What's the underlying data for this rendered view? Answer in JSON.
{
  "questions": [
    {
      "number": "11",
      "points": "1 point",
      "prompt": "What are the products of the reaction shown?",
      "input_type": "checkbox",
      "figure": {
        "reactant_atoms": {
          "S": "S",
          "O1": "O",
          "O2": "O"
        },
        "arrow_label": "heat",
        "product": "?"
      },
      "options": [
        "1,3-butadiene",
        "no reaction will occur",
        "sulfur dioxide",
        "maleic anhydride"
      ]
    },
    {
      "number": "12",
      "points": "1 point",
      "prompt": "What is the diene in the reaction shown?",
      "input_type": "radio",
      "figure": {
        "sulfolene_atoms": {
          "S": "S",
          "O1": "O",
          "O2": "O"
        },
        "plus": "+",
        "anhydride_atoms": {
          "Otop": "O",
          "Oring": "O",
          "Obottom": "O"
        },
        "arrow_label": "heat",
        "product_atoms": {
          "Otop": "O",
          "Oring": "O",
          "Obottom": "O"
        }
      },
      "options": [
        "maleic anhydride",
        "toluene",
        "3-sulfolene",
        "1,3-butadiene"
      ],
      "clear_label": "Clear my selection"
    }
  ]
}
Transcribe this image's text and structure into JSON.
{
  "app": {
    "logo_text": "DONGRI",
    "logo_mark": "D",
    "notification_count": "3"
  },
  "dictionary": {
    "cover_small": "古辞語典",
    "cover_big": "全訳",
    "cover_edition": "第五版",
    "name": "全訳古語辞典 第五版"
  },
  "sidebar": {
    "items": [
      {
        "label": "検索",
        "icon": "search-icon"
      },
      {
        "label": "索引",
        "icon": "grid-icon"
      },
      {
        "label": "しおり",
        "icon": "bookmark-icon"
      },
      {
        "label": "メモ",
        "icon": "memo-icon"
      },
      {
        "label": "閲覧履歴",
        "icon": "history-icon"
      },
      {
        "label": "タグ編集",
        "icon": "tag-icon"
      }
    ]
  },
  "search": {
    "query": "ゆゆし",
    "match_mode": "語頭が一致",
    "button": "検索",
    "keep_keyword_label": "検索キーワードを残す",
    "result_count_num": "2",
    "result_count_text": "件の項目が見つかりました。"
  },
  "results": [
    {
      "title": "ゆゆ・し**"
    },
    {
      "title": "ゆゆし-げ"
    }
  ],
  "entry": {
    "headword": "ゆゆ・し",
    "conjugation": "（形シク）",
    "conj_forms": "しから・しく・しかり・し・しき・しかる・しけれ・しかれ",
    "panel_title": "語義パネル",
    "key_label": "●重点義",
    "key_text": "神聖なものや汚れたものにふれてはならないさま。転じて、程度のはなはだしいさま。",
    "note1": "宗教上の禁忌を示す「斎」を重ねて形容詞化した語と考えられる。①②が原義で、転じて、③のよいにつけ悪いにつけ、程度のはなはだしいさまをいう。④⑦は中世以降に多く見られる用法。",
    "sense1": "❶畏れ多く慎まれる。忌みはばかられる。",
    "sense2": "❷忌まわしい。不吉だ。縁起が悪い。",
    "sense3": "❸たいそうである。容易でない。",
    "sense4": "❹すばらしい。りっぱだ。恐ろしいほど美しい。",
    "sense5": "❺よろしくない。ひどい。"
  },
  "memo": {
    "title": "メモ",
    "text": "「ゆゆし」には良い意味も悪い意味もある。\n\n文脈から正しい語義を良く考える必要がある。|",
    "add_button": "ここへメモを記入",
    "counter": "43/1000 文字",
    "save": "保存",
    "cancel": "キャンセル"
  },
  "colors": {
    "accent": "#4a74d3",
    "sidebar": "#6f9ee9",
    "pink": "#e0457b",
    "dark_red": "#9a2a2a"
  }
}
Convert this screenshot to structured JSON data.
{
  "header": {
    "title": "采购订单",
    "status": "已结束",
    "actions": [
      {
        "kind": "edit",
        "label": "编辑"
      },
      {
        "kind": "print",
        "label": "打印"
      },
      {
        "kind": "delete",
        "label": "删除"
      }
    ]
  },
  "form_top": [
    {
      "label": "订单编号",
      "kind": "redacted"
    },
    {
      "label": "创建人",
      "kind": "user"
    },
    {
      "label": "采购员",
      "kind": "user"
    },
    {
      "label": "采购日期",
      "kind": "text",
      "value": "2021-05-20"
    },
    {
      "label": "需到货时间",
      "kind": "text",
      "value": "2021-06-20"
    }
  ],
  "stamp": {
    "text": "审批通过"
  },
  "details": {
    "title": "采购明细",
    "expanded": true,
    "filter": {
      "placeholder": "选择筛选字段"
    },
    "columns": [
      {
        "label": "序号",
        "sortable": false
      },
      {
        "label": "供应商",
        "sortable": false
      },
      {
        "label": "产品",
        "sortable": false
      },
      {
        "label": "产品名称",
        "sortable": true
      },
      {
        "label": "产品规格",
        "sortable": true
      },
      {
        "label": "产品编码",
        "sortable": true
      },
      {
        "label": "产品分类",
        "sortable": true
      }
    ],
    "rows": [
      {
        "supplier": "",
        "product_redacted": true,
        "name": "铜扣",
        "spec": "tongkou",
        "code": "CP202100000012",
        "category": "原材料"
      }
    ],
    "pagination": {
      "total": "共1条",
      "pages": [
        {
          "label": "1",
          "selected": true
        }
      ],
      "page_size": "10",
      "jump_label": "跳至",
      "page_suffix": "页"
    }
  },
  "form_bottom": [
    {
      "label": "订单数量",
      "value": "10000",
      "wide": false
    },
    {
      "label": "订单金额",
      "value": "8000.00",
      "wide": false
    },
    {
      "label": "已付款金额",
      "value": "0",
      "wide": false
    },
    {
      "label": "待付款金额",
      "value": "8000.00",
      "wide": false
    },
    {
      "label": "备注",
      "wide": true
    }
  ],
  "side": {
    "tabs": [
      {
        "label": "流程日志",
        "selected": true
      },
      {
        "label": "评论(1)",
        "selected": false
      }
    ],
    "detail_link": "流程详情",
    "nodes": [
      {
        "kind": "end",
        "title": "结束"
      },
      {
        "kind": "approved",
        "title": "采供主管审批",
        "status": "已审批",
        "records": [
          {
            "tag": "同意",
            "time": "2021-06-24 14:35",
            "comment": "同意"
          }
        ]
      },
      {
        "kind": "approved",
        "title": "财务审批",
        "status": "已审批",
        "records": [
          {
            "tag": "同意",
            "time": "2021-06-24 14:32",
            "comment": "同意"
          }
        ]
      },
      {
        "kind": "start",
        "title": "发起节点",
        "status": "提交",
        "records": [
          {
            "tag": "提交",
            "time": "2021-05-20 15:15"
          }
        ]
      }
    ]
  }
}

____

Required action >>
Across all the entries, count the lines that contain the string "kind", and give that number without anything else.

Expected answer >>
12